- [What the task requires] Where does the string "post" occur in the entries below? Copy every line where it does.

** Record set follows **

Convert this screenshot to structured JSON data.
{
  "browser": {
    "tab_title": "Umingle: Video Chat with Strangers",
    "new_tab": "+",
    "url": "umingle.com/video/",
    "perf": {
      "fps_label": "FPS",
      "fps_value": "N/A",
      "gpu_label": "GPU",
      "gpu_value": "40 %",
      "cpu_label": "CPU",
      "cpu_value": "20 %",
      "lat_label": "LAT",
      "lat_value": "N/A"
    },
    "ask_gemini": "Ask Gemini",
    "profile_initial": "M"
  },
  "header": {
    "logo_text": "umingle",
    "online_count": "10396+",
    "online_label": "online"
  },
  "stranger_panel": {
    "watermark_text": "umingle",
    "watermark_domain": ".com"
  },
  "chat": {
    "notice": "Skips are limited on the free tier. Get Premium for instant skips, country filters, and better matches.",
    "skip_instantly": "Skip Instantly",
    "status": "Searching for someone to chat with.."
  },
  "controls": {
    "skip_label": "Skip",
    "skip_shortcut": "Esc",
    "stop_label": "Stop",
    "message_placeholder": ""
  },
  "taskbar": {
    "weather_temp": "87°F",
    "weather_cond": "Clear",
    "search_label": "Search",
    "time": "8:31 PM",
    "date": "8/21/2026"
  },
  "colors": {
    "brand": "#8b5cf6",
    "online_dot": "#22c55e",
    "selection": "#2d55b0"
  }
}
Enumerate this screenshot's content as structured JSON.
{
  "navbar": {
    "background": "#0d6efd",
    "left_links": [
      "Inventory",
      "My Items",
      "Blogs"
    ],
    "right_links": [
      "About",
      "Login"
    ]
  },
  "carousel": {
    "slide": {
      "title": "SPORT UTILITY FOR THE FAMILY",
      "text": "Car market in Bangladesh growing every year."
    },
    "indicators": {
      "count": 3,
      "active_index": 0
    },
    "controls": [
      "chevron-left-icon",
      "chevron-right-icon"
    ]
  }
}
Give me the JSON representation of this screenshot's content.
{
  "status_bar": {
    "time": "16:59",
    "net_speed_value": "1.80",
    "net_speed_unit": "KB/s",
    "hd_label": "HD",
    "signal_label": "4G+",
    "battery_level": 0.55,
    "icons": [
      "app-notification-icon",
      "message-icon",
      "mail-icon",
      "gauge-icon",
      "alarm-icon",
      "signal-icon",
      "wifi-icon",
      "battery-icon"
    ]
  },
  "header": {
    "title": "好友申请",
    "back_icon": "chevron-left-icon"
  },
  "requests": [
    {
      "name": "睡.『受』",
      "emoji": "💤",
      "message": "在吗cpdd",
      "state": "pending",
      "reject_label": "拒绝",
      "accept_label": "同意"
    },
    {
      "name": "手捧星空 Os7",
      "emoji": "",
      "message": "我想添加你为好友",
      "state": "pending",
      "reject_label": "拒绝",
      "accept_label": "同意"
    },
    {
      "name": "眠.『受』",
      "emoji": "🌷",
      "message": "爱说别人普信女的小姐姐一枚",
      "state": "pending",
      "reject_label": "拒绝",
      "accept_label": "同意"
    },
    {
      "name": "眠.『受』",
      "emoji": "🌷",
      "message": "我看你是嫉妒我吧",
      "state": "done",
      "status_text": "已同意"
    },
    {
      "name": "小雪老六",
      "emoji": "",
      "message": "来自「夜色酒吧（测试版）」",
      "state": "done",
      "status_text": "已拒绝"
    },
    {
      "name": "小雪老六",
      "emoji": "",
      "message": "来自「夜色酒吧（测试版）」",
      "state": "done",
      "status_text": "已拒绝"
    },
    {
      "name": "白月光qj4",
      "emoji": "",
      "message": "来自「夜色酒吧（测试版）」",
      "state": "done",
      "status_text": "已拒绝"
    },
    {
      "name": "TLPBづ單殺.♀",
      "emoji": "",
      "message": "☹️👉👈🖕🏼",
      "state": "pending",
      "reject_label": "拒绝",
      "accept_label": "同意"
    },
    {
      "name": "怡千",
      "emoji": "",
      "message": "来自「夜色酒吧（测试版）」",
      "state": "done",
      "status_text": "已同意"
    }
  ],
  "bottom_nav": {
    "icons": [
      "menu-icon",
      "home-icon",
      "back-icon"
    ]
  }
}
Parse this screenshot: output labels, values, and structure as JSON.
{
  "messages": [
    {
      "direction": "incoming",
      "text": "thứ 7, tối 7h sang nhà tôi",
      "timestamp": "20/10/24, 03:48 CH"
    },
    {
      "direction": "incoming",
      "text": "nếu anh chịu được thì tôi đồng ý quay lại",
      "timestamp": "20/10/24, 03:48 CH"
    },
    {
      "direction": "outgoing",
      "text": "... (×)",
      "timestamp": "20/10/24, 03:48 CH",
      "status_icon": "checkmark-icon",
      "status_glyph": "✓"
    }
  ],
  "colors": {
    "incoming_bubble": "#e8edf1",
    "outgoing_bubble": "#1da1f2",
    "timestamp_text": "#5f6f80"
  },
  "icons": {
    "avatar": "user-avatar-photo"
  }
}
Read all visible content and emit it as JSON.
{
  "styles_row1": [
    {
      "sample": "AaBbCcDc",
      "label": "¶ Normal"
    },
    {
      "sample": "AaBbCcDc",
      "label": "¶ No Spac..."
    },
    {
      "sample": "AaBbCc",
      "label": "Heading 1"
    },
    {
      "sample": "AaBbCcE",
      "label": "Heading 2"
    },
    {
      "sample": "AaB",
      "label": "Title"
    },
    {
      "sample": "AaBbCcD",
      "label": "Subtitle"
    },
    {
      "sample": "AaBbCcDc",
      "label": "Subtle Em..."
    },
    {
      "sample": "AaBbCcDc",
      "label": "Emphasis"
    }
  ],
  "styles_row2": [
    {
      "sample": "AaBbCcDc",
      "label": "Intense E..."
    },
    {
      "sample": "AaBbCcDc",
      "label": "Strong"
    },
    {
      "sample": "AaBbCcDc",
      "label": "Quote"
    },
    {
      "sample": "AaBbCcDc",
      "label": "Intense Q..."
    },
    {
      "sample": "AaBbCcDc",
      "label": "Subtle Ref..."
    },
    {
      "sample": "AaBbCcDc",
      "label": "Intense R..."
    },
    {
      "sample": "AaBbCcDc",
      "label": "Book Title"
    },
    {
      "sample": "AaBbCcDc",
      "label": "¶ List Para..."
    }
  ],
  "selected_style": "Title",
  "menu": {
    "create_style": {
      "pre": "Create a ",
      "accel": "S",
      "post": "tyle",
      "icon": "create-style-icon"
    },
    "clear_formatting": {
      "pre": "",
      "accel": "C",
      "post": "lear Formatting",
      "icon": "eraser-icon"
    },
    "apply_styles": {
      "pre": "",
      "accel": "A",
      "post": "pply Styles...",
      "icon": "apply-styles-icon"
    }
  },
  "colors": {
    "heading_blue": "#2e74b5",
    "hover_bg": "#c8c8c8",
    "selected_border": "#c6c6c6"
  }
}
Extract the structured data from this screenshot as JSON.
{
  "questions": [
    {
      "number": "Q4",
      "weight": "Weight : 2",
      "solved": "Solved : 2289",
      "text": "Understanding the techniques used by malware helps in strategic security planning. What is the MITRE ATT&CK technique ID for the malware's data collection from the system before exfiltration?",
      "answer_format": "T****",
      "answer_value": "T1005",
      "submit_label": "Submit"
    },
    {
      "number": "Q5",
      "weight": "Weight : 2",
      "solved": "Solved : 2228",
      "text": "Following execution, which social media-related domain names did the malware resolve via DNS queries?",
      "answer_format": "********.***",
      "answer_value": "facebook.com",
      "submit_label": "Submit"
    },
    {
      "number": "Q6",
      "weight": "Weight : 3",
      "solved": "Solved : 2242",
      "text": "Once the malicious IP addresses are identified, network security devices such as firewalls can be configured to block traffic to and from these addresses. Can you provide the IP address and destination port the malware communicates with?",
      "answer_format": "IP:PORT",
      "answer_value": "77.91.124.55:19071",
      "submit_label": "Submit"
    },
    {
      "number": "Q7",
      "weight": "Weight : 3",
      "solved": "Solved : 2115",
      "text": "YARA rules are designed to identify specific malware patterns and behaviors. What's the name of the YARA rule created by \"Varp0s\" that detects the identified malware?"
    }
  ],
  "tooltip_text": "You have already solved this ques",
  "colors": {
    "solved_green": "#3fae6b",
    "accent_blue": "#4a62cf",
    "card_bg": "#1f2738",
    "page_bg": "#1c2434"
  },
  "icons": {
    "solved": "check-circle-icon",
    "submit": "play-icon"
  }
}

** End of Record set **

- [Result for this task]
      "post": "tyle",
      "post": "lear Formatting",
      "post": "pply Styles...",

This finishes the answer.